- · In addition, we are also working on other actions to protect civilians, including strengthening early warning networks and local protection planning, and providing humanitarian assistance to LRA-affected communities.
Partnering in Support of Regional Efforts
- · We are working closely with the African Union, the United Nations, and the European Union as well as the four affected governments.
- · We have a strong interest in working with our regional partners to enhance their capacity and cooperation to address shared threats to peace and security, such as the LRA, and to increase the protection of civilians.
Post-Conflict Recovery in Northern Uganda
- · The President has commended “the Government of Uganda for its efforts to stabilize the northern part of the country, for actively supporting transitional and development assistance, and for pursuing reintegration programs for those who surrender and escape from the LRA ranks.”
- · The Government of Uganda pushed the LRA out of Uganda by 2006, through a combination of military pressure and an aggressive campaign to encourage defections using its Amnesty Act. Since that time, the Ugandan government has overseen a significant recovery process in northern Uganda.

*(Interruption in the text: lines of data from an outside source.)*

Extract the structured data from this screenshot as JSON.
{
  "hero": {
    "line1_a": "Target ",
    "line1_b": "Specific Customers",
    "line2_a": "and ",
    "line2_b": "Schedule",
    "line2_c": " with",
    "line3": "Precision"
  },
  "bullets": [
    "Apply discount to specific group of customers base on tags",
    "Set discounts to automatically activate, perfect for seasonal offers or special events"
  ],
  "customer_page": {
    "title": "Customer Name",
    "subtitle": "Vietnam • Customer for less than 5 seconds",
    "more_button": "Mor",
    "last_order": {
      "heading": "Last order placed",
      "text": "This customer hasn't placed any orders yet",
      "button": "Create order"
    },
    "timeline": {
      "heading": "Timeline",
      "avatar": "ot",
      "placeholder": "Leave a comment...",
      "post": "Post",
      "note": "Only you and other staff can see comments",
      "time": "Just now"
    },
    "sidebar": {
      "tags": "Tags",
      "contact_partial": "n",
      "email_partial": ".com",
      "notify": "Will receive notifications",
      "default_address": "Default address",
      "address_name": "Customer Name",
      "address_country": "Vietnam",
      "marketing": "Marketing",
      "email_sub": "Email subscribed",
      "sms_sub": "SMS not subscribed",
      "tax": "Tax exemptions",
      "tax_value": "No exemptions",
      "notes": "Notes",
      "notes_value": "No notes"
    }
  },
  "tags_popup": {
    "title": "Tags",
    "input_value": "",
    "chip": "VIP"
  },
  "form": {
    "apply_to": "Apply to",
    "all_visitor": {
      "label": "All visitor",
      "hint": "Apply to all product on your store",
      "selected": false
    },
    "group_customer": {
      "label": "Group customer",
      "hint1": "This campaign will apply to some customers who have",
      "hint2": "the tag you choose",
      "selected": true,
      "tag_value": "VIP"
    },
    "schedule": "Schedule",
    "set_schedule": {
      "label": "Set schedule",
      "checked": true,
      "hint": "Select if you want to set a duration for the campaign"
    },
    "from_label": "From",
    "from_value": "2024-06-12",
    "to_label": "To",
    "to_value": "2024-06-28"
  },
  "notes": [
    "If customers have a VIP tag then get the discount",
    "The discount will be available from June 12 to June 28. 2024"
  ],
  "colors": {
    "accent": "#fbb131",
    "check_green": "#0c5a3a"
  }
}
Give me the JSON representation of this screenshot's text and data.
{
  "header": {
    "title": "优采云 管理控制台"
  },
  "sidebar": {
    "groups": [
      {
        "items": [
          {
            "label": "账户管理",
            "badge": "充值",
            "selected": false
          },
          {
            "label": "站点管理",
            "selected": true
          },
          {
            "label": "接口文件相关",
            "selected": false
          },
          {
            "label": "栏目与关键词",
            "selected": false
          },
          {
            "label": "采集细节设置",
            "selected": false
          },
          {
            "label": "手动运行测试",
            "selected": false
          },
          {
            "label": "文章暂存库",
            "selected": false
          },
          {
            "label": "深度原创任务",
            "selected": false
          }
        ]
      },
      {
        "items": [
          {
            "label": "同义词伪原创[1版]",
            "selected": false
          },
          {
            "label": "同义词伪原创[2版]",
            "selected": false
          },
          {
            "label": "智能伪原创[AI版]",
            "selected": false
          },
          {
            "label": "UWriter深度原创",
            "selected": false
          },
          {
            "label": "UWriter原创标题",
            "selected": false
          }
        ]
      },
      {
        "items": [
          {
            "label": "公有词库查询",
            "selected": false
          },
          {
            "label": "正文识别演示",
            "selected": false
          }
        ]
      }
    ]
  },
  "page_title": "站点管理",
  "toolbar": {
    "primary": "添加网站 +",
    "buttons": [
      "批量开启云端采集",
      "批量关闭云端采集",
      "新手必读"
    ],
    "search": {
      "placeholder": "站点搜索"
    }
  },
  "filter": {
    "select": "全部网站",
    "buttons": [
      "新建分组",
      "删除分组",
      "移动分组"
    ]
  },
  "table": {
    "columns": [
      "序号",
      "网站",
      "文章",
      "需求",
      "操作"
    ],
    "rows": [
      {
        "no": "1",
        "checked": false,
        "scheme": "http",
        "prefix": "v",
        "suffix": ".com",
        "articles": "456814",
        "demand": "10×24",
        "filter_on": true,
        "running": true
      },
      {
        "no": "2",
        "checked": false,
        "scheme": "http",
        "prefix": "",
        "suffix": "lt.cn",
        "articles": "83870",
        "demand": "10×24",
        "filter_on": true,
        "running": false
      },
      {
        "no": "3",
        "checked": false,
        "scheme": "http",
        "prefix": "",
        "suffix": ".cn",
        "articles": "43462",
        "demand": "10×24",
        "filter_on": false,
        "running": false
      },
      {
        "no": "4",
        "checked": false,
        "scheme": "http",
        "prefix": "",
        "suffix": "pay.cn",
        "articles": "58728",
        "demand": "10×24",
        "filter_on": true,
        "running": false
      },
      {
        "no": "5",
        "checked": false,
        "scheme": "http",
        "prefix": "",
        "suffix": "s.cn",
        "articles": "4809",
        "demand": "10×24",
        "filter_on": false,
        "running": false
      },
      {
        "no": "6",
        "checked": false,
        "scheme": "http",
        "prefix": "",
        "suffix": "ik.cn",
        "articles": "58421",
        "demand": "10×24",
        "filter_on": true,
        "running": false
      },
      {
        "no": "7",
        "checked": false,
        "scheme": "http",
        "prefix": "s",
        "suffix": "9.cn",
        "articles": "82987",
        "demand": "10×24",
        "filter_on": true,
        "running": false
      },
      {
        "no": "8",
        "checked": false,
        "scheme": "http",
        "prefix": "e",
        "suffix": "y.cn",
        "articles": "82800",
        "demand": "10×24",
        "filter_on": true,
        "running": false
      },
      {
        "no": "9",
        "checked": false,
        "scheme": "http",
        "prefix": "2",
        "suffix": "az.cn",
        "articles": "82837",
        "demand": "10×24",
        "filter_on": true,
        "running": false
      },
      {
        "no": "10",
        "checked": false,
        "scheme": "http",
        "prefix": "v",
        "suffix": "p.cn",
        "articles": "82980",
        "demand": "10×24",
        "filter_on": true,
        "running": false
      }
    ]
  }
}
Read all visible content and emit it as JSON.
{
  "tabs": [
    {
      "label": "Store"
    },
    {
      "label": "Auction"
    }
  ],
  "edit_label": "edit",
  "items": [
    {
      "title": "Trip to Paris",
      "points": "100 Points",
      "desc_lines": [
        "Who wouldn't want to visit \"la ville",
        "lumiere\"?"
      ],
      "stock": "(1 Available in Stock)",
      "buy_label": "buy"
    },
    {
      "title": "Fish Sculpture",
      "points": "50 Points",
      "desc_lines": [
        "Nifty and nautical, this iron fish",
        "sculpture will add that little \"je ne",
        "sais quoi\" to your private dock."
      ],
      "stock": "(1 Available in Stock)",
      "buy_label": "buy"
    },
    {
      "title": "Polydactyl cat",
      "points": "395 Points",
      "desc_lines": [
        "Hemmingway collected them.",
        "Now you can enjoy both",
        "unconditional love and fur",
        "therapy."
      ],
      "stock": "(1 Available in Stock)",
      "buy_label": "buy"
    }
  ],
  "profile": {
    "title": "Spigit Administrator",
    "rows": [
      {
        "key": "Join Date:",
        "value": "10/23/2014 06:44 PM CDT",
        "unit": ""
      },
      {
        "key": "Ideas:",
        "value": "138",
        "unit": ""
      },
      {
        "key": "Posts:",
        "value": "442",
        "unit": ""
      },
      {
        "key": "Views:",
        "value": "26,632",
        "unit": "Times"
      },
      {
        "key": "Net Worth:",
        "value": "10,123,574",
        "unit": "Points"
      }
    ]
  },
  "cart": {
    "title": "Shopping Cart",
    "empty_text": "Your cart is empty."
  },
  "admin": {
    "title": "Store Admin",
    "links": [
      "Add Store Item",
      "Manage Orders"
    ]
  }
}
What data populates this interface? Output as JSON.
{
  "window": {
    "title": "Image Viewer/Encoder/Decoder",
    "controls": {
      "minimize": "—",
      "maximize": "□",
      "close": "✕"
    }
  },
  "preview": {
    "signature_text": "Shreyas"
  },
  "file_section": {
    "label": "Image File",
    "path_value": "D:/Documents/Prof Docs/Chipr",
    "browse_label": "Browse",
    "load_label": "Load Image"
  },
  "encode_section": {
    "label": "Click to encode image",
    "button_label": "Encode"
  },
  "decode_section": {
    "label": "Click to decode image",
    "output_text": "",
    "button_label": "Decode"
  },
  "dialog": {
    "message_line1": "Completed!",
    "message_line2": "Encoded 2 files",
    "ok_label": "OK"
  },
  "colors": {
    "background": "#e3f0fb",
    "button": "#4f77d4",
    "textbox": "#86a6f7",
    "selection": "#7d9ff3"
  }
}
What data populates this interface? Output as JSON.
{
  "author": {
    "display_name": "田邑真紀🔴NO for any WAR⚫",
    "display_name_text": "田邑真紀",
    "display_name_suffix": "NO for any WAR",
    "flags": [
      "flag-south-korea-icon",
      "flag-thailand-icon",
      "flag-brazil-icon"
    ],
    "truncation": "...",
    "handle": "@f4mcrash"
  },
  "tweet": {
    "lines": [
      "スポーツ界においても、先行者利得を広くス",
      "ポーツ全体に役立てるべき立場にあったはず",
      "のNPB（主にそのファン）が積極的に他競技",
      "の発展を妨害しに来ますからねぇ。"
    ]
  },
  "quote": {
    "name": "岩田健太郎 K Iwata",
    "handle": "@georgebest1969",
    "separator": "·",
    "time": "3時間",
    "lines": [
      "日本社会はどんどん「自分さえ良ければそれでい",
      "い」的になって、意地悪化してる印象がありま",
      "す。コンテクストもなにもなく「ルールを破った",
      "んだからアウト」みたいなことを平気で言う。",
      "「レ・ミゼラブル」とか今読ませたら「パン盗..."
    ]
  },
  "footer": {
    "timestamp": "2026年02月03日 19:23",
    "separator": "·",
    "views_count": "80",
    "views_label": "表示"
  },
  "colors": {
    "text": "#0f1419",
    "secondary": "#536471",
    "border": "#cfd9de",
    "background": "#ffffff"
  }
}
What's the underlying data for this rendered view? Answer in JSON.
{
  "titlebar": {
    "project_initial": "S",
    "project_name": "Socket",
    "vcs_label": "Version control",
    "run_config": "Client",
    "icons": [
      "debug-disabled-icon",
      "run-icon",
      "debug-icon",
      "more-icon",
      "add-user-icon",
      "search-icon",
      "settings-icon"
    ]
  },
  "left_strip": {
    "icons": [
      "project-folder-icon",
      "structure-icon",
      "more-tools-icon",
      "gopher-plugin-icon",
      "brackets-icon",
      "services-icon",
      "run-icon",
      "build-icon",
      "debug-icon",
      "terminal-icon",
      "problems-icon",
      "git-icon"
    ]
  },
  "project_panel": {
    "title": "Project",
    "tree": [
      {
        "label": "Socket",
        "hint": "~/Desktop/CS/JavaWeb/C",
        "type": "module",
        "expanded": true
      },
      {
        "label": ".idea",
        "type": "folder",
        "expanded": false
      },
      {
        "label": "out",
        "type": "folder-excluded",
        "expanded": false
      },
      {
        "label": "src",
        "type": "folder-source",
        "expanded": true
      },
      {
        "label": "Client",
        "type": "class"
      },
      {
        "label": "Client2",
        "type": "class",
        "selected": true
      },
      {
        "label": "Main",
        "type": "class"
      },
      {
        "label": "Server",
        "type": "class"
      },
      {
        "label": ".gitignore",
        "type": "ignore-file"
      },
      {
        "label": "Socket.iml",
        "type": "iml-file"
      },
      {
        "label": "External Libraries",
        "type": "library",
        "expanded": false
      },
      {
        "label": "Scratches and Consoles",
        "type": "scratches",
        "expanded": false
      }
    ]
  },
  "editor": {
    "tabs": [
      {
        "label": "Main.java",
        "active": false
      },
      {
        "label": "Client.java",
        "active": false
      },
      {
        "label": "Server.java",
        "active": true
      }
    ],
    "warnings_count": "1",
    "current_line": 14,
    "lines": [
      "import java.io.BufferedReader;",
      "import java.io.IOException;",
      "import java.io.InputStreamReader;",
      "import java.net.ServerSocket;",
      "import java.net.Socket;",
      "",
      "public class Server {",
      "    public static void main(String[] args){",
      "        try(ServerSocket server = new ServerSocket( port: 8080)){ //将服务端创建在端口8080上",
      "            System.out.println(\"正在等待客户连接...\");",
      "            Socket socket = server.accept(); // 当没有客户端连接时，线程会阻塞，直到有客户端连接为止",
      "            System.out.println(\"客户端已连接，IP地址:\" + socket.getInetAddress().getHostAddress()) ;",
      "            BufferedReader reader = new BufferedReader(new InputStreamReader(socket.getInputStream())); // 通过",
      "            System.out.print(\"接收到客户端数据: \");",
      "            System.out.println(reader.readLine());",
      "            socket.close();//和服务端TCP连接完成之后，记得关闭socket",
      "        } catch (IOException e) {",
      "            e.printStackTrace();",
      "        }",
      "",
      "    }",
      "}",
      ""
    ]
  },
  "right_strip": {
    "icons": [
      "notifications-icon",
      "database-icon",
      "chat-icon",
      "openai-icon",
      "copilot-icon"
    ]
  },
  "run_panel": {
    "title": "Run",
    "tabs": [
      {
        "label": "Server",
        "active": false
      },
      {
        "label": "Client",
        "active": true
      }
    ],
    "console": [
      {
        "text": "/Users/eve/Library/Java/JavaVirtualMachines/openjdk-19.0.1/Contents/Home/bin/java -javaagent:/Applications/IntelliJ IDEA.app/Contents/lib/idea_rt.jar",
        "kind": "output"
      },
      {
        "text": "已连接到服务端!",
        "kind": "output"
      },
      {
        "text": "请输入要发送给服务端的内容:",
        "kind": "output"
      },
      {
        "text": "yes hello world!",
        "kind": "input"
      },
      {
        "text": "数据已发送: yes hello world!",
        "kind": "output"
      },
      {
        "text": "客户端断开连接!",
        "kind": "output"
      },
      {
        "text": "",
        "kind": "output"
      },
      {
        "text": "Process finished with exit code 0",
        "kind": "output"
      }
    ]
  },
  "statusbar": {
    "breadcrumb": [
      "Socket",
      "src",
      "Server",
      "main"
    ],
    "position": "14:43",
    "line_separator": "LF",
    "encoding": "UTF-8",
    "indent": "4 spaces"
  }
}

- · The United States has played a leading role, among other donors, in supporting northern Uganda’s recovery.
STATEMENT OF ADMINISTRATION POLICY S.J. Res. 36 – Providing for Congressional Disapproval of the Rule Submitted by the National Labor Relations Board Relating to Representation Election Procedures
EXECUTIVE OFFICE OF THE PRESIDENT
OFFICE OF MANAGEMENT AND BUDGET
WASHINGTON, D.C. 20503
April 23, 2012
STATEMENT OF ADMINISTRATION POLICY
S.J. Res. 36 – Providing for Congressional Disapproval of the Rule Submitted by
the National Labor Relations Board Relating to Representation Election Procedures
(Sen. Enzi, R-WY, and 44 cosponsors)
The Administration strongly opposes passage of S.J. Res. 36, which would overturn recent commonsense measures adopted by the National Labor Relations Board (NLRB) to streamline and modernize workplace elections and ensure that workers deciding if they wish to be represented by a union have a fair vote in a reasonable amount of time. The Administration is committed to supporting the right of workers to join and participate in a union and bargain for fair wages, benefits and a safe workplace. These rights are fundamental to better conditions for American workers and to an open, just, economically fair and prosperous society. S.J. Res. 36 attacks these bedrock American values.
If the President is presented with a Resolution of Disapproval that would reverse these measures adopted by the NLRB, his senior advisors would recommend that he veto the Resolution.